In the series, Gershuni takes analog photographs of a detergent factory ran by the Henkel brand. After making two prints from each of the series’ photograms, he puts one of them in a clothes-washing machine. The washed image comes out almost faded or completely immaculate. In his work, Gershuni presents two prints side by side : the clear image of the industrial location confronting the washed image alongside it, almost or completely erased. The White Lady, founded in 1922, was the advertising image of the detergent brand known as Persil. Its slogan invoked the values of a “clean” family, values that were reused for fascist purposes in Nazi propaganda. Taking a similar line, South African artist Hank Willis Thomas (b. 1976) critiqued apartheid in his work, staging two characters : one of them with the face painted white and the other black, both of them dressed half in one color, half in the other. The digital print on C-print is covered by a Plexiglas slab with a Lumisty film which makes the image blur according to the spectator’s movements; the faces and bodies of both characters dissolve when we look at them from a certain angle, creating a new type of kinetic art (Crossroads, 2012, gallery Jablonka Maruani Mercier).

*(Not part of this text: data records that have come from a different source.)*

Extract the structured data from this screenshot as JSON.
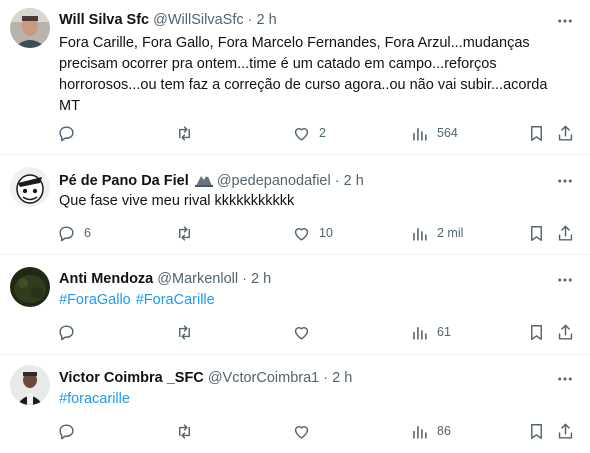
{
  "tweets": [
    {
      "name": "Will Silva Sfc",
      "handle": "@WillSilvaSfc",
      "dot": "·",
      "time": "2 h",
      "text_lines": [
        "Fora Carille, Fora Gallo, Fora Marcelo Fernandes, Fora Arzul...mudanças",
        "precisam ocorrer pra ontem...time é um catado em campo...reforços",
        "horrorosos...ou tem faz a correção de curso agora..ou não vai subir...acorda",
        "MT"
      ],
      "replies": "",
      "retweets": "",
      "likes": "2",
      "views": "564"
    },
    {
      "name": "Pé de Pano Da Fiel",
      "handle": "@pedepanodafiel",
      "dot": "·",
      "time": "2 h",
      "text": "Que fase vive meu rival kkkkkkkkkkk",
      "replies": "6",
      "retweets": "",
      "likes": "10",
      "views": "2 mil"
    },
    {
      "name": "Anti Mendoza",
      "handle": "@Markenloll",
      "dot": "·",
      "time": "2 h",
      "hashtags": [
        "#ForaGallo",
        "#ForaCarille"
      ],
      "replies": "",
      "retweets": "",
      "likes": "",
      "views": "61"
    },
    {
      "name": "Victor Coimbra _SFC",
      "handle": "@VctorCoimbra1",
      "dot": "·",
      "time": "2 h",
      "hashtags": [
        "#foracarille"
      ],
      "replies": "",
      "retweets": "",
      "likes": "",
      "views": "86"
    }
  ],
  "icons": {
    "reply": "reply-icon",
    "retweet": "retweet-icon",
    "like": "like-icon",
    "views": "views-icon",
    "bookmark": "bookmark-icon",
    "share": "share-icon",
    "more": "more-icon"
  },
  "colors": {
    "text": "#0f1419",
    "secondary": "#536471",
    "hashtag": "#1d9bf0",
    "divider": "#eff3f4"
  }
}
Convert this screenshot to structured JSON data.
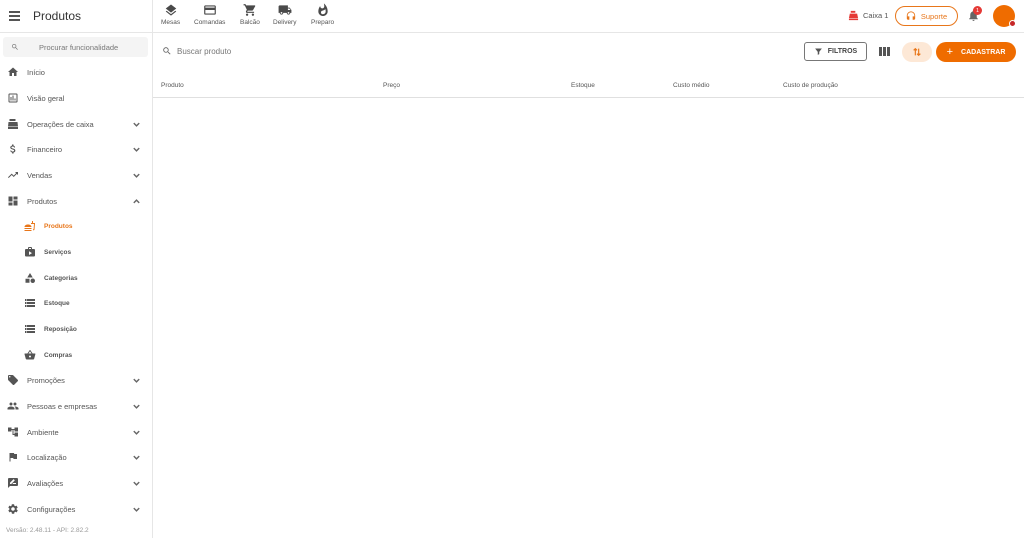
{
  "header": {
    "title": "Produtos",
    "quick_actions": [
      {
        "label": "Mesas",
        "icon": "layers-icon"
      },
      {
        "label": "Comandas",
        "icon": "card-icon"
      },
      {
        "label": "Balcão",
        "icon": "cart-icon"
      },
      {
        "label": "Delivery",
        "icon": "truck-icon"
      },
      {
        "label": "Preparo",
        "icon": "flame-icon"
      }
    ],
    "caixa_label": "Caixa 1",
    "support_label": "Suporte",
    "notification_count": "1"
  },
  "sidebar": {
    "search_placeholder": "Procurar funcionalidade",
    "items": [
      {
        "label": "Início",
        "icon": "home-icon"
      },
      {
        "label": "Visão geral",
        "icon": "chart-box-icon"
      },
      {
        "label": "Operações de caixa",
        "icon": "cash-register-icon"
      },
      {
        "label": "Financeiro",
        "icon": "dollar-icon"
      },
      {
        "label": "Vendas",
        "icon": "trending-up-icon"
      },
      {
        "label": "Produtos",
        "icon": "dashboard-icon"
      },
      {
        "label": "Promoções",
        "icon": "tag-icon"
      },
      {
        "label": "Pessoas e empresas",
        "icon": "people-icon"
      },
      {
        "label": "Ambiente",
        "icon": "hierarchy-icon"
      },
      {
        "label": "Localização",
        "icon": "flag-icon"
      },
      {
        "label": "Avaliações",
        "icon": "rate-review-icon"
      },
      {
        "label": "Configurações",
        "icon": "gear-icon"
      }
    ],
    "sub_items": [
      {
        "label": "Produtos",
        "icon": "fastfood-icon",
        "active": true
      },
      {
        "label": "Serviços",
        "icon": "service-icon"
      },
      {
        "label": "Categorias",
        "icon": "category-icon"
      },
      {
        "label": "Estoque",
        "icon": "storage-icon"
      },
      {
        "label": "Reposição",
        "icon": "restock-icon"
      },
      {
        "label": "Compras",
        "icon": "basket-icon"
      }
    ],
    "version": "Versão: 2.48.11 - API: 2.82.2"
  },
  "main": {
    "search_placeholder": "Buscar produto",
    "filters_label": "FILTROS",
    "add_label": "CADASTRAR",
    "columns": [
      "Produto",
      "Preço",
      "Estoque",
      "Custo médio",
      "Custo de produção"
    ]
  },
  "colors": {
    "accent": "#ef6c00",
    "accent_text": "#e8761a",
    "accent_light": "#fde8d6",
    "alert": "#e53935"
  }
}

The constant extension of photography’s field
In today’s world, the use of high resolution images has almost become a dictate; however, although the majority of the fair’s pieces are high resolution photographs or moving images, we can also find a Low resolution work by Jim Campbell (b. 1956). The artist presents a low-resolution LED board programmed with video footage of pedestrian and vehicle traffic. A slightly opaque Plexiglas slab is placed at an angle of thirty degrees from the LED board, having a blurry effect on the image which becomes almost abstract. Although we could say Campbell’s work is Low resolution and low energy, it is still high-tech; having graduated from ΜIT, the artist puts his engineering expertise at the service of his art work (Bryce Wolkowitz gallery).
In the same gallery, The Long Swell (2014) a work by Yorgo Alexopoulos (b.1971) updates our concept of romantic contemplation through the video of a landscape with a vibrant ocean, realized entirely with digital animation. He offers the visitor an infinite horizon, with waves whose colors go from golden yellow to dark blue. Paris Photo reveals that photography is in a process of constant reinvention and the art of writing with light keeps redefining its forms through digital techniques.